▸ EXERCISE: Whenever a line of the material contains the string "IdeaProjects", it should be copied.

▸ RECORDS SHOWN:
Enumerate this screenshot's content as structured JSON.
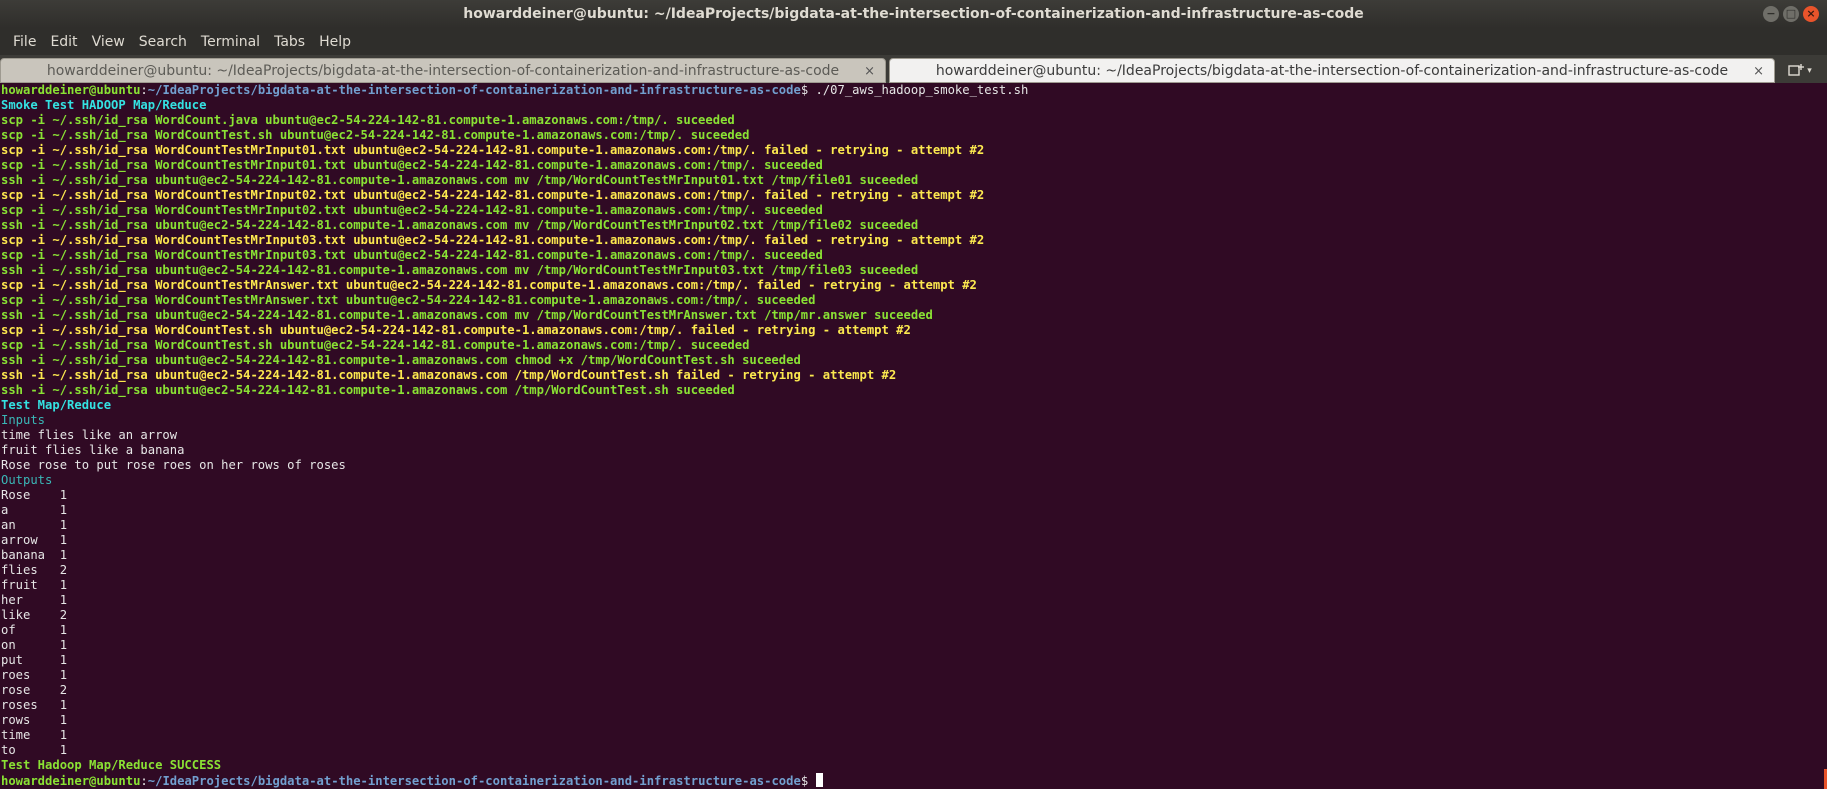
{
  "window": {
    "title": "howarddeiner@ubuntu: ~/IdeaProjects/bigdata-at-the-intersection-of-containerization-and-infrastructure-as-code",
    "buttons": {
      "minimize": "−",
      "maximize": "□",
      "close": "×"
    }
  },
  "menubar": {
    "items": [
      "File",
      "Edit",
      "View",
      "Search",
      "Terminal",
      "Tabs",
      "Help"
    ]
  },
  "tabs": [
    {
      "label": "howarddeiner@ubuntu: ~/IdeaProjects/bigdata-at-the-intersection-of-containerization-and-infrastructure-as-code",
      "close": "×",
      "active": false
    },
    {
      "label": "howarddeiner@ubuntu: ~/IdeaProjects/bigdata-at-the-intersection-of-containerization-and-infrastructure-as-code",
      "close": "×",
      "active": true
    }
  ],
  "new_tab_icon": "new-tab-icon",
  "terminal": {
    "prompt_user": "howarddeiner@ubuntu",
    "prompt_path": "~/IdeaProjects/bigdata-at-the-intersection-of-containerization-and-infrastructure-as-code",
    "command": " ./07_aws_hadoop_smoke_test.sh",
    "lines": [
      {
        "text": "Smoke Test HADOOP Map/Reduce",
        "color": "cyan"
      },
      {
        "text": "scp -i ~/.ssh/id_rsa WordCount.java ubuntu@ec2-54-224-142-81.compute-1.amazonaws.com:/tmp/. suceeded",
        "color": "green"
      },
      {
        "text": "scp -i ~/.ssh/id_rsa WordCountTest.sh ubuntu@ec2-54-224-142-81.compute-1.amazonaws.com:/tmp/. suceeded",
        "color": "green"
      },
      {
        "text": "scp -i ~/.ssh/id_rsa WordCountTestMrInput01.txt ubuntu@ec2-54-224-142-81.compute-1.amazonaws.com:/tmp/. failed - retrying - attempt #2",
        "color": "yellow"
      },
      {
        "text": "scp -i ~/.ssh/id_rsa WordCountTestMrInput01.txt ubuntu@ec2-54-224-142-81.compute-1.amazonaws.com:/tmp/. suceeded",
        "color": "green"
      },
      {
        "text": "ssh -i ~/.ssh/id_rsa ubuntu@ec2-54-224-142-81.compute-1.amazonaws.com mv /tmp/WordCountTestMrInput01.txt /tmp/file01 suceeded",
        "color": "green"
      },
      {
        "text": "scp -i ~/.ssh/id_rsa WordCountTestMrInput02.txt ubuntu@ec2-54-224-142-81.compute-1.amazonaws.com:/tmp/. failed - retrying - attempt #2",
        "color": "yellow"
      },
      {
        "text": "scp -i ~/.ssh/id_rsa WordCountTestMrInput02.txt ubuntu@ec2-54-224-142-81.compute-1.amazonaws.com:/tmp/. suceeded",
        "color": "green"
      },
      {
        "text": "ssh -i ~/.ssh/id_rsa ubuntu@ec2-54-224-142-81.compute-1.amazonaws.com mv /tmp/WordCountTestMrInput02.txt /tmp/file02 suceeded",
        "color": "green"
      },
      {
        "text": "scp -i ~/.ssh/id_rsa WordCountTestMrInput03.txt ubuntu@ec2-54-224-142-81.compute-1.amazonaws.com:/tmp/. failed - retrying - attempt #2",
        "color": "yellow"
      },
      {
        "text": "scp -i ~/.ssh/id_rsa WordCountTestMrInput03.txt ubuntu@ec2-54-224-142-81.compute-1.amazonaws.com:/tmp/. suceeded",
        "color": "green"
      },
      {
        "text": "ssh -i ~/.ssh/id_rsa ubuntu@ec2-54-224-142-81.compute-1.amazonaws.com mv /tmp/WordCountTestMrInput03.txt /tmp/file03 suceeded",
        "color": "green"
      },
      {
        "text": "scp -i ~/.ssh/id_rsa WordCountTestMrAnswer.txt ubuntu@ec2-54-224-142-81.compute-1.amazonaws.com:/tmp/. failed - retrying - attempt #2",
        "color": "yellow"
      },
      {
        "text": "scp -i ~/.ssh/id_rsa WordCountTestMrAnswer.txt ubuntu@ec2-54-224-142-81.compute-1.amazonaws.com:/tmp/. suceeded",
        "color": "green"
      },
      {
        "text": "ssh -i ~/.ssh/id_rsa ubuntu@ec2-54-224-142-81.compute-1.amazonaws.com mv /tmp/WordCountTestMrAnswer.txt /tmp/mr.answer suceeded",
        "color": "green"
      },
      {
        "text": "scp -i ~/.ssh/id_rsa WordCountTest.sh ubuntu@ec2-54-224-142-81.compute-1.amazonaws.com:/tmp/. failed - retrying - attempt #2",
        "color": "yellow"
      },
      {
        "text": "scp -i ~/.ssh/id_rsa WordCountTest.sh ubuntu@ec2-54-224-142-81.compute-1.amazonaws.com:/tmp/. suceeded",
        "color": "green"
      },
      {
        "text": "ssh -i ~/.ssh/id_rsa ubuntu@ec2-54-224-142-81.compute-1.amazonaws.com chmod +x /tmp/WordCountTest.sh suceeded",
        "color": "green"
      },
      {
        "text": "ssh -i ~/.ssh/id_rsa ubuntu@ec2-54-224-142-81.compute-1.amazonaws.com /tmp/WordCountTest.sh failed - retrying - attempt #2",
        "color": "yellow"
      },
      {
        "text": "ssh -i ~/.ssh/id_rsa ubuntu@ec2-54-224-142-81.compute-1.amazonaws.com /tmp/WordCountTest.sh suceeded",
        "color": "green"
      },
      {
        "text": "Test Map/Reduce",
        "color": "cyan"
      },
      {
        "text": "Inputs",
        "color": "teal"
      },
      {
        "text": "time flies like an arrow",
        "color": "white"
      },
      {
        "text": "fruit flies like a banana",
        "color": "white"
      },
      {
        "text": "Rose rose to put rose roes on her rows of roses",
        "color": "white"
      },
      {
        "text": "Outputs",
        "color": "teal"
      },
      {
        "text": "Rose    1",
        "color": "white"
      },
      {
        "text": "a       1",
        "color": "white"
      },
      {
        "text": "an      1",
        "color": "white"
      },
      {
        "text": "arrow   1",
        "color": "white"
      },
      {
        "text": "banana  1",
        "color": "white"
      },
      {
        "text": "flies   2",
        "color": "white"
      },
      {
        "text": "fruit   1",
        "color": "white"
      },
      {
        "text": "her     1",
        "color": "white"
      },
      {
        "text": "like    2",
        "color": "white"
      },
      {
        "text": "of      1",
        "color": "white"
      },
      {
        "text": "on      1",
        "color": "white"
      },
      {
        "text": "put     1",
        "color": "white"
      },
      {
        "text": "roes    1",
        "color": "white"
      },
      {
        "text": "rose    2",
        "color": "white"
      },
      {
        "text": "roses   1",
        "color": "white"
      },
      {
        "text": "rows    1",
        "color": "white"
      },
      {
        "text": "time    1",
        "color": "white"
      },
      {
        "text": "to      1",
        "color": "white"
      },
      {
        "text": "Test Hadoop Map/Reduce SUCCESS",
        "color": "green"
      }
    ],
    "final_prompt_suffix": "$ "
  },
  "colors": {
    "background": "#300a24",
    "green": "#8ae234",
    "yellow": "#fce94f",
    "cyan": "#34e2e2",
    "teal": "#3ab7b7",
    "white": "#e6e6e6",
    "path_blue": "#729fcf",
    "accent_orange": "#e9542b"
  }
}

▸ EXPECTED ANSWER:
    "title": "howarddeiner@ubuntu: ~/IdeaProjects/bigdata-at-the-intersection-of-containerization-and-infrastructure-as-code",
      "label": "howarddeiner@ubuntu: ~/IdeaProjects/bigdata-at-the-intersection-of-containerization-and-infrastructure-as-code",
      "label": "howarddeiner@ubuntu: ~/IdeaProjects/bigdata-at-the-intersection-of-containerization-and-infrastructure-as-code",
    "prompt_path": "~/IdeaProjects/bigdata-at-the-intersection-of-containerization-and-infrastructure-as-code",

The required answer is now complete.